What is being asked = Using the records below, please work out how many lines contain "tutti"; answer with the number alone.
*** Source information Section Begins ***
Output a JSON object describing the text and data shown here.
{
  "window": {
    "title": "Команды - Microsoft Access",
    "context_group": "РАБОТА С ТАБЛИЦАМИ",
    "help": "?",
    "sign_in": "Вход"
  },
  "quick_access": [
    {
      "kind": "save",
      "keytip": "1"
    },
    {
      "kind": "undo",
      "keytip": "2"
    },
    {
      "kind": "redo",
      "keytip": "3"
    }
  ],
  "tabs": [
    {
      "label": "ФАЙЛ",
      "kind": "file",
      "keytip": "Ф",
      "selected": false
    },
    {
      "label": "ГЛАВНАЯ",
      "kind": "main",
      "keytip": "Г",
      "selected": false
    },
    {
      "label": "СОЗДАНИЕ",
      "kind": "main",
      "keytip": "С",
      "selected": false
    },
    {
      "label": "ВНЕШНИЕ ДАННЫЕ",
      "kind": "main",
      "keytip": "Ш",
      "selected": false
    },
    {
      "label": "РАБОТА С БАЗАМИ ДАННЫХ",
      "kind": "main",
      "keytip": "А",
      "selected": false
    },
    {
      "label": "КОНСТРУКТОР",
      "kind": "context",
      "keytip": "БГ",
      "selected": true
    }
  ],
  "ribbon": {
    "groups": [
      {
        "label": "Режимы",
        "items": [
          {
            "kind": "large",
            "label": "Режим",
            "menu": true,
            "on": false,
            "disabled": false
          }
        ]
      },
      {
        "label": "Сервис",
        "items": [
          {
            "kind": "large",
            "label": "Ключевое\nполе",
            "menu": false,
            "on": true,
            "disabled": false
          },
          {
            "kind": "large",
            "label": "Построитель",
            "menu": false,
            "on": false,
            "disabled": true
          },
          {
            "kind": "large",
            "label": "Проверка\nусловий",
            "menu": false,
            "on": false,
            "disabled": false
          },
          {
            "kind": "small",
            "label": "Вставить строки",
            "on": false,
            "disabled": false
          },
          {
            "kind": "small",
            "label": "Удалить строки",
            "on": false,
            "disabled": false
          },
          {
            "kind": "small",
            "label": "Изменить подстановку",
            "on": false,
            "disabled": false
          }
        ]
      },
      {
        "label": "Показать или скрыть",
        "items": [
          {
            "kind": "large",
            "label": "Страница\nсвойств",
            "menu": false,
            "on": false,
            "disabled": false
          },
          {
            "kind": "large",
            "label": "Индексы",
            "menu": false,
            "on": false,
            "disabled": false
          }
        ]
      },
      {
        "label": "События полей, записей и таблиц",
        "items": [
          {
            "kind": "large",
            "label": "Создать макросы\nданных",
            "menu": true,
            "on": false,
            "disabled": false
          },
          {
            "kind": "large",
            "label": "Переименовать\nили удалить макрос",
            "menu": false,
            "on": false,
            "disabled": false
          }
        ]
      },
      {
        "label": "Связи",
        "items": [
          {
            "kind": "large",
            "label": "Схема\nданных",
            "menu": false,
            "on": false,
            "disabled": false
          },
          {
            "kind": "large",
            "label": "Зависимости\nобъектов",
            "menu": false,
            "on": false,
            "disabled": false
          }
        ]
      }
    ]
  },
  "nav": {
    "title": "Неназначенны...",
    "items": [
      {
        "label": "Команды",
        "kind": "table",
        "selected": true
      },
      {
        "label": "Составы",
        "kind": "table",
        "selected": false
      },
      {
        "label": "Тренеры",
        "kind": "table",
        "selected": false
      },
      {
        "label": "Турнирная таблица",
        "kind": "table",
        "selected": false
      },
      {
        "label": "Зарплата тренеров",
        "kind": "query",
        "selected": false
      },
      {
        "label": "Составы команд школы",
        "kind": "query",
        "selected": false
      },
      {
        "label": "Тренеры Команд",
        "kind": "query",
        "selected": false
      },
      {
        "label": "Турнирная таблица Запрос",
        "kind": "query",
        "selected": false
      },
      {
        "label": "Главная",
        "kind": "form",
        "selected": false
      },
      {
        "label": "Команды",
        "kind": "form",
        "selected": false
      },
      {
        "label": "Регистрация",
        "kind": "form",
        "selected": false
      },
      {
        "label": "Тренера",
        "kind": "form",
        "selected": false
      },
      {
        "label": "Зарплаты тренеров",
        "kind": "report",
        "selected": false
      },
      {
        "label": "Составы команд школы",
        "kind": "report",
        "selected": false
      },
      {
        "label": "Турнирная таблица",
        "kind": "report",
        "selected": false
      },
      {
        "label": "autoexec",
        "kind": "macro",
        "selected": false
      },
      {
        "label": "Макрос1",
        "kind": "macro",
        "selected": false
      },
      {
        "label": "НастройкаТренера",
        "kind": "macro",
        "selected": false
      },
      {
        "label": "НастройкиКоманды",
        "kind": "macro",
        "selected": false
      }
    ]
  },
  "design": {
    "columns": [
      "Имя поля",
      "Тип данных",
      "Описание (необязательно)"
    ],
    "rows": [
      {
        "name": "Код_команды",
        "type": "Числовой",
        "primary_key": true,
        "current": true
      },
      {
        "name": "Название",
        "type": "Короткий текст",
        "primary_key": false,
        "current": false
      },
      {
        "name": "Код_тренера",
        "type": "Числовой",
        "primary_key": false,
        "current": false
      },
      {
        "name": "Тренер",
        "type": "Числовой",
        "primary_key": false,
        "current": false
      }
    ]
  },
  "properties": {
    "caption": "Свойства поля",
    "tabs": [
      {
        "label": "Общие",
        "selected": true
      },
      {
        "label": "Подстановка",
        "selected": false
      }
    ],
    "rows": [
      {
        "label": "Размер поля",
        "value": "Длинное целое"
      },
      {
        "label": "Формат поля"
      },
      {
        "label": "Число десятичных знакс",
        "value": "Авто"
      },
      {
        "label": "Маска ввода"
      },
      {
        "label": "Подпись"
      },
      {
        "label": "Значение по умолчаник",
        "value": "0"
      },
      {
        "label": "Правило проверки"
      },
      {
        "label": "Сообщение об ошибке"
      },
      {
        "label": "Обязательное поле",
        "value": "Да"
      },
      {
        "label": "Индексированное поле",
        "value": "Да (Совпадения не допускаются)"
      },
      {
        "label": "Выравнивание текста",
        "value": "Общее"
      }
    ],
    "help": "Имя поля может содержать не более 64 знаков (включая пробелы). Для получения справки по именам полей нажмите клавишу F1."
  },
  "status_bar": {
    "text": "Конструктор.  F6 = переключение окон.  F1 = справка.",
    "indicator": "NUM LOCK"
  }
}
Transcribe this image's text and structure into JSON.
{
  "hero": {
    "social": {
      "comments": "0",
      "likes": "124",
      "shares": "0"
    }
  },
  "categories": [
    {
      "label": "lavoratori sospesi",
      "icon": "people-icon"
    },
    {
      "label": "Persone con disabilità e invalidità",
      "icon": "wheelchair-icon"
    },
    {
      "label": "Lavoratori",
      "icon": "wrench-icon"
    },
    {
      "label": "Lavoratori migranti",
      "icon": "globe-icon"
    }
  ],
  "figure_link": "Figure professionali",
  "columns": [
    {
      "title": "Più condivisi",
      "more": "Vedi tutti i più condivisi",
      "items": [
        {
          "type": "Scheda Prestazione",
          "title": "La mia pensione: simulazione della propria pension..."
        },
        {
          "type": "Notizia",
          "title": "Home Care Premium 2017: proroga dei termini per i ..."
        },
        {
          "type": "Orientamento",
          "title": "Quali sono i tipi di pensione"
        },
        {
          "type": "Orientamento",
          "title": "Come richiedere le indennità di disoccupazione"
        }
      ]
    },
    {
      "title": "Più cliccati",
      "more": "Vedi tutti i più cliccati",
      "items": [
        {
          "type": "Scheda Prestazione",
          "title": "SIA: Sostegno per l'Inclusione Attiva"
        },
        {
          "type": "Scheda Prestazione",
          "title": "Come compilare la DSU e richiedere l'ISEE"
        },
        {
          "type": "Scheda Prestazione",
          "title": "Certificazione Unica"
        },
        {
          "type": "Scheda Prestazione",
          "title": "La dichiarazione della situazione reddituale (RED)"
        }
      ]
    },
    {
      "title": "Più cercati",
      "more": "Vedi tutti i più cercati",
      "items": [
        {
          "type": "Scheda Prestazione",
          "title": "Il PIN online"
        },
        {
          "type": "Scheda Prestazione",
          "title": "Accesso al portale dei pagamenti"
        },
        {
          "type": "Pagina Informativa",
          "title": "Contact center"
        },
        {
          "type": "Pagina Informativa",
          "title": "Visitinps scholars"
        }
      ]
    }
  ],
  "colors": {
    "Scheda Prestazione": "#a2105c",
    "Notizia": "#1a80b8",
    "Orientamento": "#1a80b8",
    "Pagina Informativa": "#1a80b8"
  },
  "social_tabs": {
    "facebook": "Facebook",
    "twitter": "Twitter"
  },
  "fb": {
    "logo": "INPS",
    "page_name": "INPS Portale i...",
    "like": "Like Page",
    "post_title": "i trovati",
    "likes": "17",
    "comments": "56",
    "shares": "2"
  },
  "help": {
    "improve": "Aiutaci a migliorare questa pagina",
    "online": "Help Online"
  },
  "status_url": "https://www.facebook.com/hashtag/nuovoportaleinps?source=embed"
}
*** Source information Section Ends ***
Solution = 3